Oana Lungescu [NATO Spokesperson]: OK, we have time for one last question. VG.
Question [VG]: Hi, Alf Johnsen, VG Norwegian newspaper. If so that the INF Treaty is gone in like eight months from now, what kind of countermeasures will NATO Allies take then? Will there be a possible development of a similar kind of weapons from the NATO side to kind of countermeasure the Russian missiles? Thank you.
Jens Stoltenberg [NATO Secretary General]: I think it will be wrong if I started to speculate about all the different potential ways NATO could respond. What is important today is two things: first, that we will make our decisions in a considered and measured way, and we will do it collectively as an alliance; second, is that we will take the necessary decisions to maintain credible deterrence and defence. Because there can be no doubt that NATO has to be able, also in the future, to defend and protect all Allies, and provide credible deterrence. That’s the best way to preserve the peace. As long as our deterrence is credible and as long as we make the necessary decisions to ensure that, then we prevent conflict. And NATO exists to preserve the peace and to prevent conflict, and therefore we take the necessary decisions to make sure that’s also the case in the future. But this is so serious that I think if I started to, you know, list potential options, it will only add to uncertainty and increase tensions, so we will do this in a measured and responsible way.

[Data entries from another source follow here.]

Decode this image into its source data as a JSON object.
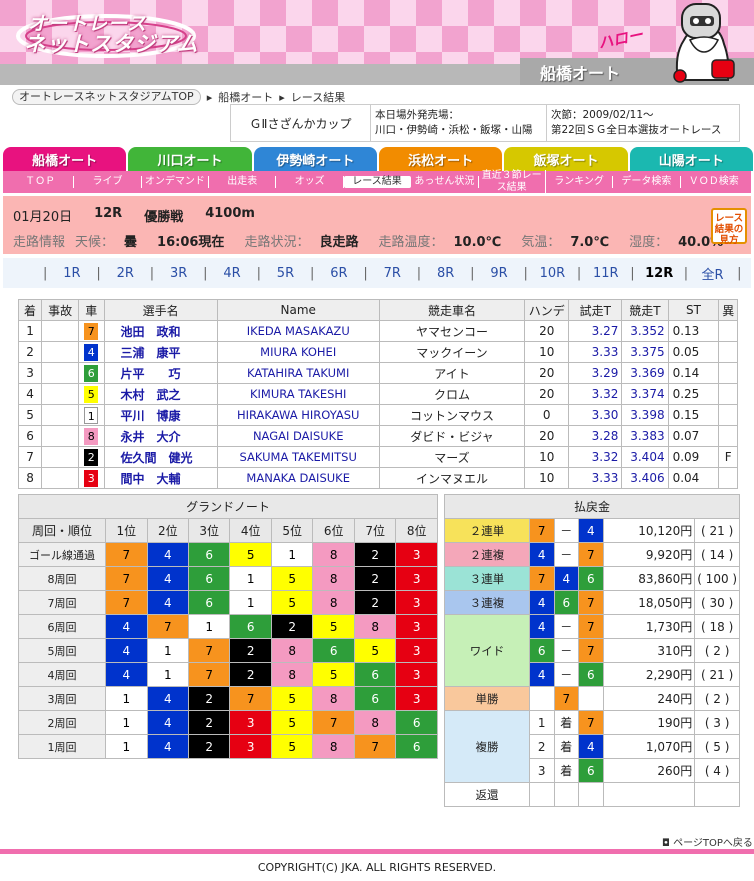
{
  "header": {
    "site_title_1": "オートレース",
    "site_title_2": "ネットスタジアム",
    "hello": "ハロー",
    "venue": "船橋オート"
  },
  "breadcrumb": {
    "home": "オートレースネットスタジアムTOP",
    "venue": "船橋オート",
    "page": "レース結果"
  },
  "info": {
    "race_title": "ＧⅡさざんかカップ",
    "offtrack_label": "本日場外発売場：",
    "offtrack_venues": "川口・伊勢崎・浜松・飯塚・山陽",
    "next_label": "次節：2009/02/11～",
    "next_event": "第22回ＳＧ全日本選抜オートレース"
  },
  "tabs": [
    {
      "label": "船橋オート",
      "color": "#e8127f"
    },
    {
      "label": "川口オート",
      "color": "#41b539"
    },
    {
      "label": "伊勢崎オート",
      "color": "#2f86d6"
    },
    {
      "label": "浜松オート",
      "color": "#f28c00"
    },
    {
      "label": "飯塚オート",
      "color": "#d6c800"
    },
    {
      "label": "山陽オート",
      "color": "#1bb8b0"
    }
  ],
  "subnav": [
    "ＴＯＰ",
    "ライブ",
    "オンデマンド",
    "出走表",
    "オッズ",
    "レース結果",
    "あっせん状況",
    "直近３節レース結果",
    "ランキング",
    "データ検索",
    "ＶＯＤ検索"
  ],
  "race": {
    "date": "01月20日",
    "number": "12R",
    "type": "優勝戦",
    "distance": "4100m",
    "cond_label": "走路情報",
    "weather_label": "天候：",
    "weather": "曇",
    "time": "16:06現在",
    "track_label": "走路状況：",
    "track": "良走路",
    "track_temp_label": "走路温度：",
    "track_temp": "10.0℃",
    "air_temp_label": "気温：",
    "air_temp": "7.0℃",
    "humidity_label": "湿度：",
    "humidity": "40.0%",
    "guide": "レース結果の見方"
  },
  "race_nav": [
    "1R",
    "2R",
    "3R",
    "4R",
    "5R",
    "6R",
    "7R",
    "8R",
    "9R",
    "10R",
    "11R",
    "12R",
    "全R"
  ],
  "results": {
    "headers": [
      "着",
      "事故",
      "車",
      "選手名",
      "Name",
      "競走車名",
      "ハンデ",
      "試走T",
      "競走T",
      "ST",
      "異"
    ],
    "rows": [
      {
        "pos": "1",
        "acc": "",
        "car": "7",
        "name": "池田　政和",
        "en": "IKEDA MASAKAZU",
        "machine": "ヤマセンコー",
        "hande": "20",
        "trial": "3.27",
        "race_t": "3.352",
        "st": "0.13",
        "abn": ""
      },
      {
        "pos": "2",
        "acc": "",
        "car": "4",
        "name": "三浦　康平",
        "en": "MIURA KOHEI",
        "machine": "マックイーン",
        "hande": "10",
        "trial": "3.33",
        "race_t": "3.375",
        "st": "0.05",
        "abn": ""
      },
      {
        "pos": "3",
        "acc": "",
        "car": "6",
        "name": "片平　　巧",
        "en": "KATAHIRA TAKUMI",
        "machine": "アイト",
        "hande": "20",
        "trial": "3.29",
        "race_t": "3.369",
        "st": "0.14",
        "abn": ""
      },
      {
        "pos": "4",
        "acc": "",
        "car": "5",
        "name": "木村　武之",
        "en": "KIMURA TAKESHI",
        "machine": "クロム",
        "hande": "20",
        "trial": "3.32",
        "race_t": "3.374",
        "st": "0.25",
        "abn": ""
      },
      {
        "pos": "5",
        "acc": "",
        "car": "1",
        "name": "平川　博康",
        "en": "HIRAKAWA HIROYASU",
        "machine": "コットンマウス",
        "hande": "0",
        "trial": "3.30",
        "race_t": "3.398",
        "st": "0.15",
        "abn": ""
      },
      {
        "pos": "6",
        "acc": "",
        "car": "8",
        "name": "永井　大介",
        "en": "NAGAI DAISUKE",
        "machine": "ダビド・ビジャ",
        "hande": "20",
        "trial": "3.28",
        "race_t": "3.383",
        "st": "0.07",
        "abn": ""
      },
      {
        "pos": "7",
        "acc": "",
        "car": "2",
        "name": "佐久間　健光",
        "en": "SAKUMA TAKEMITSU",
        "machine": "マーズ",
        "hande": "10",
        "trial": "3.32",
        "race_t": "3.404",
        "st": "0.09",
        "abn": "F"
      },
      {
        "pos": "8",
        "acc": "",
        "car": "3",
        "name": "間中　大輔",
        "en": "MANAKA DAISUKE",
        "machine": "インマヌエル",
        "hande": "10",
        "trial": "3.33",
        "race_t": "3.406",
        "st": "0.04",
        "abn": ""
      }
    ]
  },
  "car_colors": {
    "1": {
      "bg": "#ffffff",
      "fg": "#000000"
    },
    "2": {
      "bg": "#000000",
      "fg": "#ffffff"
    },
    "3": {
      "bg": "#e60012",
      "fg": "#ffffff"
    },
    "4": {
      "bg": "#0033cc",
      "fg": "#ffffff"
    },
    "5": {
      "bg": "#ffff00",
      "fg": "#000000"
    },
    "6": {
      "bg": "#2e9e3a",
      "fg": "#ffffff"
    },
    "7": {
      "bg": "#f7931e",
      "fg": "#000000"
    },
    "8": {
      "bg": "#f49ac1",
      "fg": "#000000"
    }
  },
  "grand_note": {
    "title": "グランドノート",
    "headers": [
      "周回・順位",
      "1位",
      "2位",
      "3位",
      "4位",
      "5位",
      "6位",
      "7位",
      "8位"
    ],
    "rows": [
      {
        "label": "ゴール線通過",
        "cars": [
          "7",
          "4",
          "6",
          "5",
          "1",
          "8",
          "2",
          "3"
        ]
      },
      {
        "label": "8周回",
        "cars": [
          "7",
          "4",
          "6",
          "1",
          "5",
          "8",
          "2",
          "3"
        ]
      },
      {
        "label": "7周回",
        "cars": [
          "7",
          "4",
          "6",
          "1",
          "5",
          "8",
          "2",
          "3"
        ]
      },
      {
        "label": "6周回",
        "cars": [
          "4",
          "7",
          "1",
          "6",
          "2",
          "5",
          "8",
          "3"
        ]
      },
      {
        "label": "5周回",
        "cars": [
          "4",
          "1",
          "7",
          "2",
          "8",
          "6",
          "5",
          "3"
        ]
      },
      {
        "label": "4周回",
        "cars": [
          "4",
          "1",
          "7",
          "2",
          "8",
          "5",
          "6",
          "3"
        ]
      },
      {
        "label": "3周回",
        "cars": [
          "1",
          "4",
          "2",
          "7",
          "5",
          "8",
          "6",
          "3"
        ]
      },
      {
        "label": "2周回",
        "cars": [
          "1",
          "4",
          "2",
          "3",
          "5",
          "7",
          "8",
          "6"
        ]
      },
      {
        "label": "1周回",
        "cars": [
          "1",
          "4",
          "2",
          "3",
          "5",
          "8",
          "7",
          "6"
        ]
      }
    ]
  },
  "payout": {
    "title": "払戻金",
    "type_colors": {
      "exacta": "#f7e25a",
      "quinella": "#f4a7b9",
      "trifecta": "#9be3d6",
      "trio": "#a9c6ee",
      "wide": "#c6f0b7",
      "win": "#f9c89c",
      "place": "#d5eaf8",
      "refund": "#ffffff"
    },
    "rows": [
      {
        "type": "２連単",
        "key": "exacta",
        "rows": 1,
        "combo": [
          "7",
          "－",
          "4"
        ],
        "amount": "10,120円",
        "pop": "( 21 )"
      },
      {
        "type": "２連複",
        "key": "quinella",
        "rows": 1,
        "combo": [
          "4",
          "－",
          "7"
        ],
        "amount": "9,920円",
        "pop": "( 14 )"
      },
      {
        "type": "３連単",
        "key": "trifecta",
        "rows": 1,
        "combo": [
          "7",
          "4",
          "6"
        ],
        "amount": "83,860円",
        "pop": "( 100 )"
      },
      {
        "type": "３連複",
        "key": "trio",
        "rows": 1,
        "combo": [
          "4",
          "6",
          "7"
        ],
        "amount": "18,050円",
        "pop": "( 30 )"
      },
      {
        "type": "ワイド",
        "key": "wide",
        "rows": 3,
        "combo": [
          "4",
          "－",
          "7"
        ],
        "amount": "1,730円",
        "pop": "( 18 )"
      },
      {
        "type": "",
        "key": "wide",
        "rows": 0,
        "combo": [
          "6",
          "－",
          "7"
        ],
        "amount": "310円",
        "pop": "( 2 )"
      },
      {
        "type": "",
        "key": "wide",
        "rows": 0,
        "combo": [
          "4",
          "－",
          "6"
        ],
        "amount": "2,290円",
        "pop": "( 21 )"
      },
      {
        "type": "単勝",
        "key": "win",
        "rows": 1,
        "combo": [
          "",
          "7",
          ""
        ],
        "amount": "240円",
        "pop": "( 2 )"
      },
      {
        "type": "複勝",
        "key": "place",
        "rows": 3,
        "combo": [
          "1",
          "着",
          "7"
        ],
        "amount": "190円",
        "pop": "( 3 )"
      },
      {
        "type": "",
        "key": "place",
        "rows": 0,
        "combo": [
          "2",
          "着",
          "4"
        ],
        "amount": "1,070円",
        "pop": "( 5 )"
      },
      {
        "type": "",
        "key": "place",
        "rows": 0,
        "combo": [
          "3",
          "着",
          "6"
        ],
        "amount": "260円",
        "pop": "( 4 )"
      },
      {
        "type": "返還",
        "key": "refund",
        "rows": 1,
        "combo": [
          "",
          "",
          ""
        ],
        "amount": "",
        "pop": ""
      }
    ]
  },
  "footer": {
    "page_top": "ページTOPへ戻る",
    "copyright": "COPYRIGHT(C) JKA. ALL RIGHTS RESERVED."
  }
}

Oana Lungescu [NATO Spokesperson]: Thank you very much, this concludes this press point. We'll see you tomorrow. Thank you.
Jens Stoltenberg [NATO Secretary General]: Thank you.